SB 190 by Senator Mike Phillips (D-Bozeman) would require the state to develop a plan to reduce greenhouse gas emissions below 2010 levels by the following timeframe: 25% reduction by 2022; 50% reduction by 2030; and 100% reduction by 2050. The state must also develop a monitoring and reporting program and track progress toward the reduction goals. The bill will be heard in Senate Energy on Thursday, February 7th, at 3:00 PM in room 317.
3. Protect Clean Water and Our Climate by Continuing to Support Legislation on Keystone (repeat from last week)
Last week the Montana Legislature considered two bills that could have significant implications for the Keystone XL pipeline if enacted. These bills are important enough that we decided to include them on this list as well.
SB 97 by Senator Frank Smith (D-Poplar), requires pipeline permit applicants to complete construction within seven years of their application approval. Applicants who fail to meet this deadline will have to reapply. It will also require that agencies evaluate the impacts to cultural resources, such as important Native American sites, when conducting an environmental impact statement for a pipeline application. SB 97 also requires installation of shut-off valves to protect critical freshwater resources, leak detection equipment to improve response times for pipeline bursts, and siting requirements to avoid “sensitive” areas.
The bill had a hearing on Wednesday, January 30th. The Senate Natural Resources Committee is likely to take a vote this week. If you haven’t done so already, please contact the Senate Natural Resources Committee.
HB 271 by Representative Bridget Smith (D-Wolf Point), requires that new pipelines, such as the Keystone XL Pipeline, be located within the footprint of existing pipeline infrastructure and that the pipeline avoid sensitive areas such as state parks, federal Wilderness areas, and tribally recognized cultural sites. HB 271 also requires installation of shut-off valves to protect critical freshwater resources, and a more thorough analysis of a proposed pipeline’s impacts to Montana heritage properties. The bill also requires that the pipeline be constructed within seven years of permit approval.
The bill had a hearing on Wednesday, January 30th. The House Natural Resources Committee is likely to take a vote this week. If you haven’t done so already, please contact the House Natural Resources Committee.
4. Call Tester & Daines to Oppose EPA Administrator Wheeler (repeat from two weeks ago)
On January 9th, Trump nominated climate change denier and fossil fuel enthusiast Andrew Wheeler to be Administrator of the Environmental Protection Agency.
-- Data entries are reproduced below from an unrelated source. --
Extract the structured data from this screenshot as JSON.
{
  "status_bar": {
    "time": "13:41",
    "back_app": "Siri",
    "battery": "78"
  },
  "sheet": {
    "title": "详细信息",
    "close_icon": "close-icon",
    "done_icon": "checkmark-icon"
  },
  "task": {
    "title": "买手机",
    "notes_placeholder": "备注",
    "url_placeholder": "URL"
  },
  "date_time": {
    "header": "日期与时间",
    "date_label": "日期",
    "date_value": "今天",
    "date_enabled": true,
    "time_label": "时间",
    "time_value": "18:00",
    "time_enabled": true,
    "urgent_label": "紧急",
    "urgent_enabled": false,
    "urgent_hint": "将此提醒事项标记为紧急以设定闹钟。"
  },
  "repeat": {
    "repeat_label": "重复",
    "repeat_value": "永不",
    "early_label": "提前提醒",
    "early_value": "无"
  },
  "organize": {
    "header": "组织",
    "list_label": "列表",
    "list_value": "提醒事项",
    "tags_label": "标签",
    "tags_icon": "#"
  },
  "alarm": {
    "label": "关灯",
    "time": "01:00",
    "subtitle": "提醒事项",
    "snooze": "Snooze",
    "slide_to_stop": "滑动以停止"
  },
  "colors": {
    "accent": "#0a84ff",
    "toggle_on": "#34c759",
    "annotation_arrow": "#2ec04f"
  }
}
Wheeler assumed the role on a temporary basis in July 2018 following the resignation of his scandal ridden predecessor, Scott Pruitt. Since manning the helm, Wheeler has been weakening restrictions on dangerous methane pollution and plugs his ears while screaming “LA, LA, LA!” when presented with science on the increasing severity of climate change impacts.
After just six months, we’ve already had our fill of Wheeler’s “leadership.”
The Senate will soon vote on the nomination, and Montana’s Senate delegation to Washington must hear from the critical mass of folks who don’t want a fossil fuel lackey running the EPA. Contact Senator Tester at (202) 224-2644 (Online Form) and Senator Daines at (202) 224-2651 (Online Form) and tell them to oppose the Wheeler confirmation.